Hacking smart car alarm systems

March 18, 2019

Information security specialists at Pen Test Partners have hijacked a car — using its alarm. What is more, the security systems that the researchers hacked — Pandora and Viper SmartStart — are widely used: Researchers estimate that about 3 million cars have them installed.

Convenient, but are they safe?

In theory, smart antitheft systems are more than just alarms. They can assist even if the vehicle has already been stolen. For example, they can track it, cut off the engine, and lock the doors before the police arrive. And all this is done through an app in your smartphone. Convenient? You bet! Safe? As manufacturers claim, such systems were designed to enhance car security many times over.

But now it’s not just your car that might get stolen.

Having hijacked your account and logged into the app in your name, a cybercriminal gains access to a mass of data and all smart alarm functions. A simple change of password will lock you out of the system. The attacker will then be able to:

  • Track all vehicle movements,
  • Enable and disable the alarm system,
  • Lock and unlock the car doors,
  • Enable and disable the immobilizer, an antitheft tool that prevents the engine from starting,
  • Cut the engine — in some cases even while the car is moving.

In the case of Pandora alarms, the cybercriminal can also eavesdrop on conversations inside the vehicle through the antitheft system’s microphone, which is intended for emergency calls. Remember that you cannot fight back, because only the attacker has access to the system. Doesn’t sound too great, does it?

Smart hijacking in seconds

The research team discovered that hijacking a smart alarm user account is not only possible, but not that hard either. To steal a Viper or Pandora account, there is no need even to purchase the alarm itself (which can be a pricey $5,000). At the time of the study, all someone had to do to gain access to the system was register an account on the website or in the app — and use it to gain access to any other account.

The problems in both systems are similar, relating to how the app interacts with the server. The attack mechanism is slightly different. In the case of Viper, the intruder can change any user credentials by sending a special request to the server where the data is stored.

The Pandora system is a bit more discerning in that it does not allow just anyone to reset the password; however, a cybercriminal can change the e-mail address linked to the profile without authorization, and then use this to legitimately (from the system’s point of view) request a password reset.

What to do?

First, don’t panic. The researchers, of course, informed the manufacturers of their findings. The manufacturers reacted quickly and closed all loopholes in just a few days.

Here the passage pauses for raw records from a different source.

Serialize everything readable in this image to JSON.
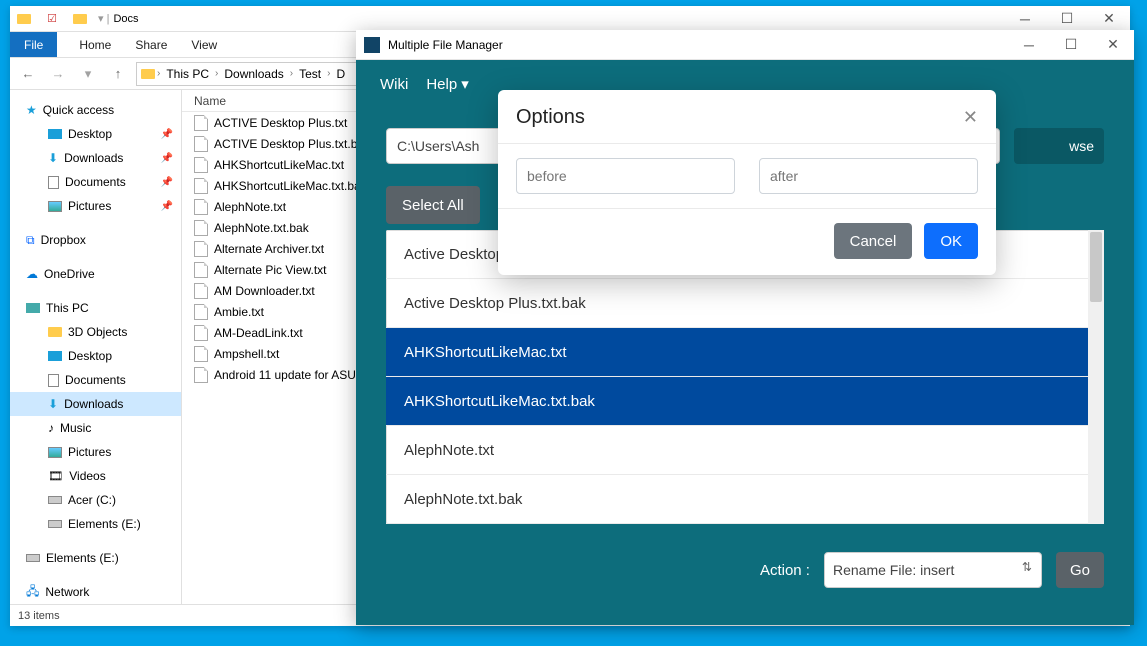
{
  "explorer": {
    "title": "Docs",
    "tabs": {
      "file": "File",
      "home": "Home",
      "share": "Share",
      "view": "View"
    },
    "crumbs": [
      "This PC",
      "Downloads",
      "Test",
      "D"
    ],
    "nav": {
      "quick": "Quick access",
      "qitems": [
        "Desktop",
        "Downloads",
        "Documents",
        "Pictures"
      ],
      "dropbox": "Dropbox",
      "onedrive": "OneDrive",
      "thispc": "This PC",
      "pcitems": [
        "3D Objects",
        "Desktop",
        "Documents",
        "Downloads",
        "Music",
        "Pictures",
        "Videos",
        "Acer (C:)",
        "Elements (E:)"
      ],
      "elements": "Elements (E:)",
      "network": "Network"
    },
    "list_header": "Name",
    "files": [
      "ACTIVE Desktop Plus.txt",
      "ACTIVE Desktop Plus.txt.ba",
      "AHKShortcutLikeMac.txt",
      "AHKShortcutLikeMac.txt.ba",
      "AlephNote.txt",
      "AlephNote.txt.bak",
      "Alternate Archiver.txt",
      "Alternate Pic View.txt",
      "AM Downloader.txt",
      "Ambie.txt",
      "AM-DeadLink.txt",
      "Ampshell.txt",
      "Android 11 update for ASU"
    ],
    "status": "13 items"
  },
  "mfm": {
    "title": "Multiple File Manager",
    "menu": {
      "wiki": "Wiki",
      "help": "Help"
    },
    "path_visible": "C:\\Users\\Ash",
    "browse": "wse",
    "select_all": "Select All",
    "files": [
      {
        "name": "Active Desktop Plus.txt",
        "selected": false
      },
      {
        "name": "Active Desktop Plus.txt.bak",
        "selected": false
      },
      {
        "name": "AHKShortcutLikeMac.txt",
        "selected": true
      },
      {
        "name": "AHKShortcutLikeMac.txt.bak",
        "selected": true
      },
      {
        "name": "AlephNote.txt",
        "selected": false
      },
      {
        "name": "AlephNote.txt.bak",
        "selected": false
      }
    ],
    "action_label": "Action :",
    "action_value": "Rename File: insert",
    "go": "Go"
  },
  "modal": {
    "title": "Options",
    "before_ph": "before",
    "after_ph": "after",
    "cancel": "Cancel",
    "ok": "OK"
  }
}
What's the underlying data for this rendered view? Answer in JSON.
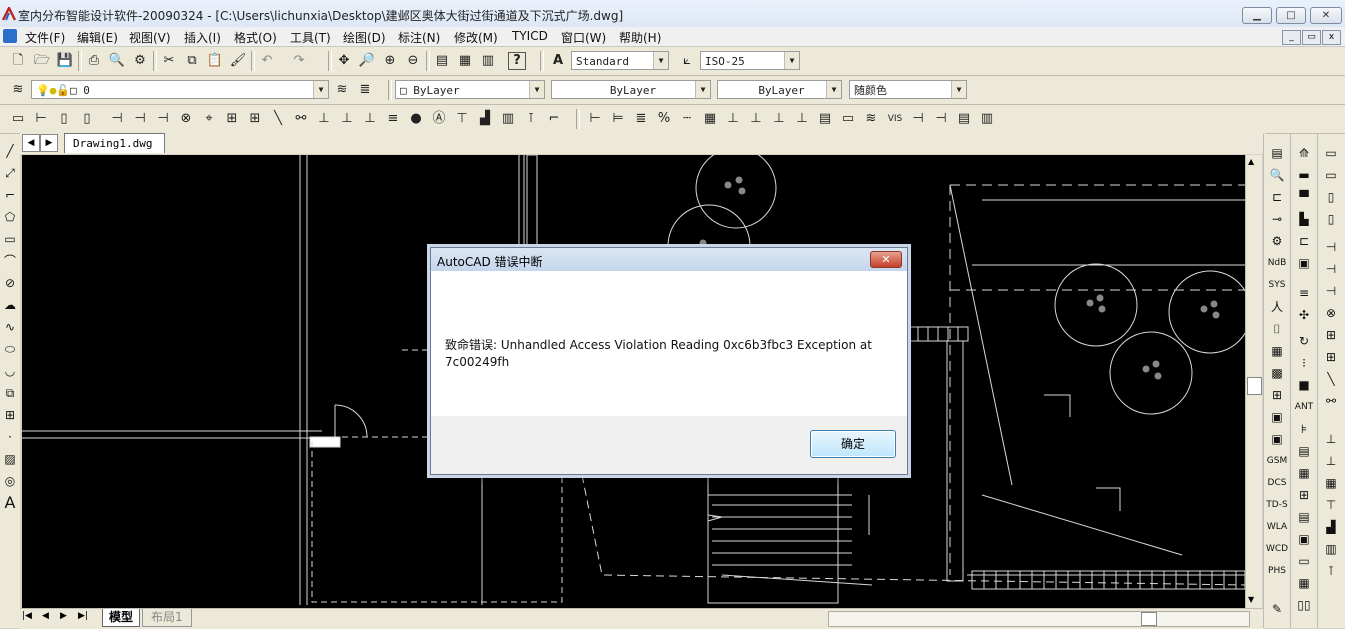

But before the study was carried out, vehicles with smart alarms were in effect less secure than those without. And by no means do all IoT developers respond to cybersecurity experts’ recommendations with the same alacrity and efficiency. So our advice, as ever, is to be cautious about smart solutions, especially when security systems are in play.